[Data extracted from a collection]
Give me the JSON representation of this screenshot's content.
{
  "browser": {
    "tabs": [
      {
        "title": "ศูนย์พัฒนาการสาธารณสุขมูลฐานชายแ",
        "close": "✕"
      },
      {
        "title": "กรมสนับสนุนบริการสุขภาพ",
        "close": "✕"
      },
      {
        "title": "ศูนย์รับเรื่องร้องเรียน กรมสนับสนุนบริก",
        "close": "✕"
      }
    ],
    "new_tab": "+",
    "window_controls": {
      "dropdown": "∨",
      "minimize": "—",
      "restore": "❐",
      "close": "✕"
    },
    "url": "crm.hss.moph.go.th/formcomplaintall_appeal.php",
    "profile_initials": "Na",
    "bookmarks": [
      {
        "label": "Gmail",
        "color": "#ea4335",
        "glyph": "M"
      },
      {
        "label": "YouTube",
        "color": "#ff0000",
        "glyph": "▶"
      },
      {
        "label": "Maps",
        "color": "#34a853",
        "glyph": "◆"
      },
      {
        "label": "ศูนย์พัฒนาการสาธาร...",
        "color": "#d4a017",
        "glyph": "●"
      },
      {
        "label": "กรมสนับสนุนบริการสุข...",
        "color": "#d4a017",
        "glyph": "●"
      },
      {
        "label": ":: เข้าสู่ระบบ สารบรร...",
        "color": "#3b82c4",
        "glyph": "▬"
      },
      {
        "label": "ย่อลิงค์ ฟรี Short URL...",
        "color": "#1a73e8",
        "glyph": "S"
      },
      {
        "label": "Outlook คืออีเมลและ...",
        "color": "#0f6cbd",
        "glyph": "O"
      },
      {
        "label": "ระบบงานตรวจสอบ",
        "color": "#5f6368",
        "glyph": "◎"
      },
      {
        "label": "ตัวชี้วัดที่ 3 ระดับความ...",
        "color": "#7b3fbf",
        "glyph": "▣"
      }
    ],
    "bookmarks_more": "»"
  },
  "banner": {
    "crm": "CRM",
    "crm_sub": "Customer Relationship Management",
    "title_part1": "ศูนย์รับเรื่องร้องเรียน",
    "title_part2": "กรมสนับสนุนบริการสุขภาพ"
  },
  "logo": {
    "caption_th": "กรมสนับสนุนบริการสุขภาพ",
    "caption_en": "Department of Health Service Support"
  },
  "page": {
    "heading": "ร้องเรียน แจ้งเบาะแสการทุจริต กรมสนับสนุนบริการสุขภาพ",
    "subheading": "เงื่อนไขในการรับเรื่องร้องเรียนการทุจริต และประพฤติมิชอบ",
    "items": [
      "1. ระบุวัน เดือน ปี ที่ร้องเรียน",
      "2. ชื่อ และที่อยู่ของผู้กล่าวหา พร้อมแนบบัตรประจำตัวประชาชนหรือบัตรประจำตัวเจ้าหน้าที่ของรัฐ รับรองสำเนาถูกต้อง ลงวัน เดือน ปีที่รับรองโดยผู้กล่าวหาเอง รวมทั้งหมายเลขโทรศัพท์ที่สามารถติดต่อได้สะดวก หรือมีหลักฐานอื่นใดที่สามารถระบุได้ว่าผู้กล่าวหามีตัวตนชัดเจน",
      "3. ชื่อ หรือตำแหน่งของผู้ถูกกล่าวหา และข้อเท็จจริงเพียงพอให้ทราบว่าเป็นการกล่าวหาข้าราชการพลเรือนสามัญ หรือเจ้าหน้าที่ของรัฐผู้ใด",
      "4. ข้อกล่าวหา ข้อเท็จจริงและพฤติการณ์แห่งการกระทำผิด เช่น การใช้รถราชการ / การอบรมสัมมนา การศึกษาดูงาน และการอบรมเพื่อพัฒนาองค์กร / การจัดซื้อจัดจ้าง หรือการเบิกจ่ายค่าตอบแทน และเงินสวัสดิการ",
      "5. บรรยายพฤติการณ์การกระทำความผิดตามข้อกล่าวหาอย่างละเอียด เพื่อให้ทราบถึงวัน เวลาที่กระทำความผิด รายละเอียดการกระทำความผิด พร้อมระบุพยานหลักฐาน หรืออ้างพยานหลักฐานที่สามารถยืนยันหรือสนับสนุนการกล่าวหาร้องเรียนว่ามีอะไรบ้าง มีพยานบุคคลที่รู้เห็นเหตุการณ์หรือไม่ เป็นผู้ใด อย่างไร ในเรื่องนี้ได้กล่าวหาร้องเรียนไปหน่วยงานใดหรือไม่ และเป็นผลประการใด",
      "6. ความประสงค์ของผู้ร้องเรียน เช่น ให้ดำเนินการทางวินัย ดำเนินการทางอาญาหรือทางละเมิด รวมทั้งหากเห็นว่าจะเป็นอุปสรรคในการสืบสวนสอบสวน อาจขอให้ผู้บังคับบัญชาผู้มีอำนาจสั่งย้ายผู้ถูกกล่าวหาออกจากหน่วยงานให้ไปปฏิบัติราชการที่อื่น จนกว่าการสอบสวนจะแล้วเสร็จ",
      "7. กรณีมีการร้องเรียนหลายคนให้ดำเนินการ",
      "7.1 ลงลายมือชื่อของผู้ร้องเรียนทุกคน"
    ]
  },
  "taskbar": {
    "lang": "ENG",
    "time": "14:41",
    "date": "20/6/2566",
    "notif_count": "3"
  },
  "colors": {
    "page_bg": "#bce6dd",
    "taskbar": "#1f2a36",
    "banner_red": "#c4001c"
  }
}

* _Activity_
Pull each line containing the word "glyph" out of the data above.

* _Exercise output_
        "glyph": "M"
        "glyph": "▶"
        "glyph": "◆"
        "glyph": "●"
        "glyph": "●"
        "glyph": "▬"
        "glyph": "S"
        "glyph": "O"
        "glyph": "◎"
        "glyph": "▣"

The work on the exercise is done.